Background: Colorectal cancer is a major cause of morbidity and mortality in Australia. Following colorectal cancer surgery, although systemic opioids are often first-line analgesia, they may be associated with various adverse effects. Intrathecal morphine (ITM) has been shown to provide good analgesia with a safe side effect profile. This study assessed whether ITM alongside patient-controlled analgesia (PCA) reduces the incidence of immediate postoperative adverse effects and post-discharge outcomes compared to PCA alone following colorectal cancer surgery.

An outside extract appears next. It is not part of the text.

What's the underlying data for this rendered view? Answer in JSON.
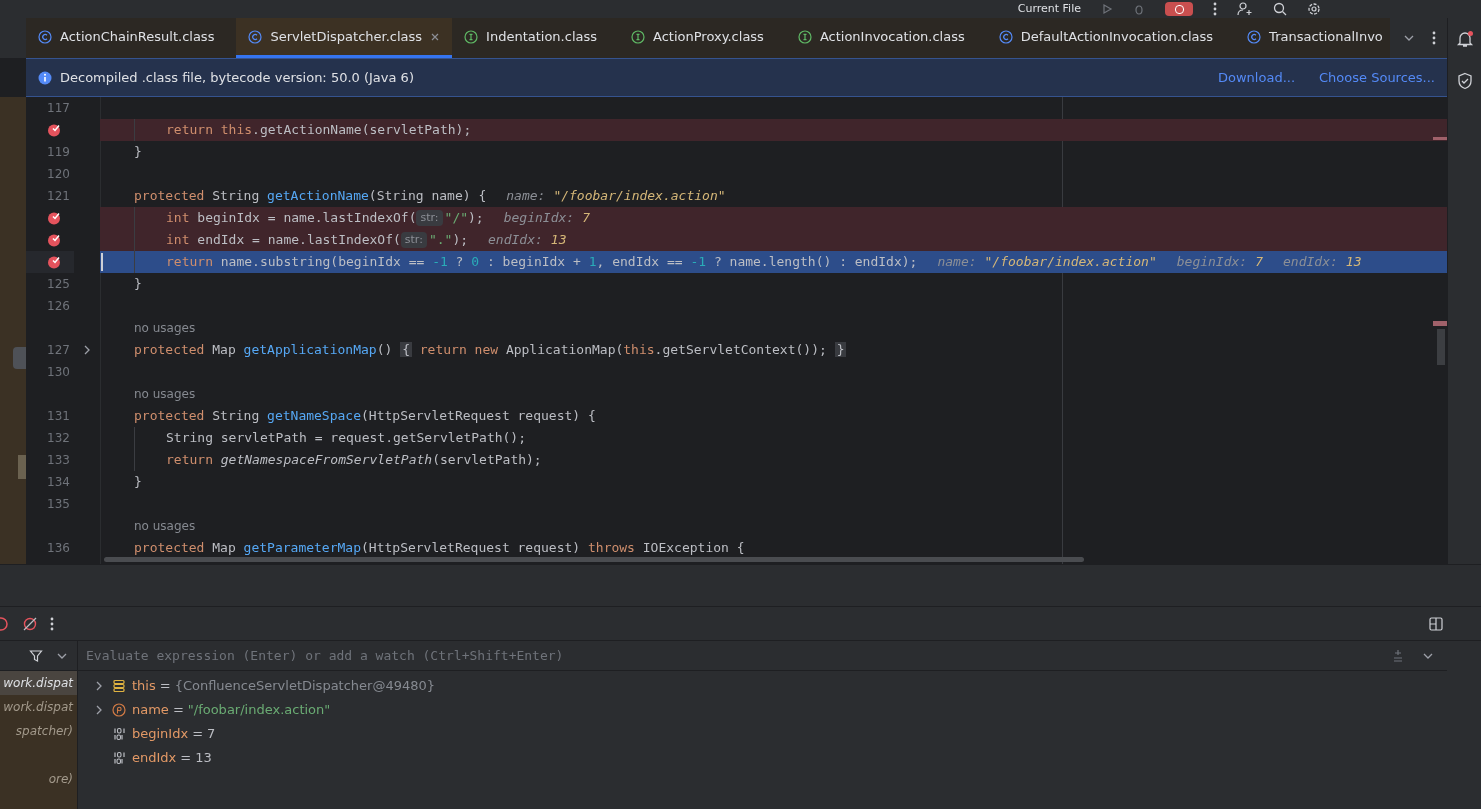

Methods: In this retrospective cohort study, data from 260 patients undergoing colorectal cancer surgery during 2014-2018 at Peter MacCallum Cancer Centre was extracted from a clinical database and medical records. Immediate postoperative outcomes included pruritus, postoperative ileus, and time to mobilisation. Post-discharge outcomes encompassed chronic postoperative pain and long-term opioid consumption. Cancer recurrence was an exploratory endpoint. Comparative analysis was undertaken for ITM with PCA (the ITM group) compared to PCA alone (the PCA group), overall and after stratification into laparoscopy versus laparotomy procedures.
Results: In total, 260 patients were included in this study (160 in the ITM group and 100 in the PCA group). The ITM group trended toward a lower incidence of postoperative ileus, lower incidence of chronic pain, and opioid use at three and six months but not at twelve months.
Conclusion: Based on the findings, the ITM group trended toward reductions in postoperative ileus, chronic pain, and opioid use at three and six months.